There’s been an increase of 4K home-display prototypes each year at the annual Consumer Electronics Show (with more likely in store for the January event), but this standard faces dual challenges before it can get a foothold in the consumer market. The first is a “chicken and egg” dilemma: there’s currently no native 4K content easily available to consumers, so owning one of these über high-resolution displays becomes more about bragging rights than a noticeable improvement in picture quality (though some displays have upscale features to artificially create 4K resolution). The other challenge for the industry is to show consumers a dramatic enough difference in picture quality between 1K and 4K images. Frankly, most audiences would probably have a hard time telling the difference between a standard 2K image on a 50-foot-wide theater screen and the same image on the 4K from Sony. The real question is: how much of a difference will most consumers see on an 80-inch home screen? And, if they can notice a difference, will it be dramatic enough to justify embracing the UHDTV standard? Time will tell.

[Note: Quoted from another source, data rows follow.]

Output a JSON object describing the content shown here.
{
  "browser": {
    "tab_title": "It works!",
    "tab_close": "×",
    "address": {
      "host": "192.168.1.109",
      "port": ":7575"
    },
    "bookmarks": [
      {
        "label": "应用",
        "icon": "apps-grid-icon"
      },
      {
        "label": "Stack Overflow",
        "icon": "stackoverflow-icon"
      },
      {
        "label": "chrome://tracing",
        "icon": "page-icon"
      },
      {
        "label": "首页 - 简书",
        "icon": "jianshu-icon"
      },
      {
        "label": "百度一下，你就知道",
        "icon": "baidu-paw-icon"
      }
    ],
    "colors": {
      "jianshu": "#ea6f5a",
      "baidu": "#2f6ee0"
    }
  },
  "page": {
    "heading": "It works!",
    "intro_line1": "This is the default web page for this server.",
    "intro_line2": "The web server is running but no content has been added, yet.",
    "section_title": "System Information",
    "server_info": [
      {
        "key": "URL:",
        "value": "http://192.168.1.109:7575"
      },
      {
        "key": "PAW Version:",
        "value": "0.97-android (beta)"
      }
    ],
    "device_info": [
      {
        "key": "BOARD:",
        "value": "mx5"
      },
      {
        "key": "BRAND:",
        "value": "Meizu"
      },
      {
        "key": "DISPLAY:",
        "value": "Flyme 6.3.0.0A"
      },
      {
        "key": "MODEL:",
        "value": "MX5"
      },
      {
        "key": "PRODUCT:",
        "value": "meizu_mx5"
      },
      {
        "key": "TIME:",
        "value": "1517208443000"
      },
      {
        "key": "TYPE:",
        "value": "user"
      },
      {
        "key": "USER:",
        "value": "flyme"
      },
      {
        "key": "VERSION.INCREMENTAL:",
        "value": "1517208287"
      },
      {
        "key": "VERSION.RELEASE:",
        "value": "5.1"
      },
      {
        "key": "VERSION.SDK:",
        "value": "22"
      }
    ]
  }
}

Knowing that UHDTV is a possibility, filmmakers have been future proofing their projects by shooting in the highest resolution that’s economically feasible, which explains the popularity of cameras like the 5K RED EPIC. And although the image resolution captured with an EPIC is most likely to be downgraded to 2K DCP standards for theatrical releases, they still have the ability to put out a native 4K version while having more electronic “canvas” to work with when needed, including the digital equivalent of optical blow-ups.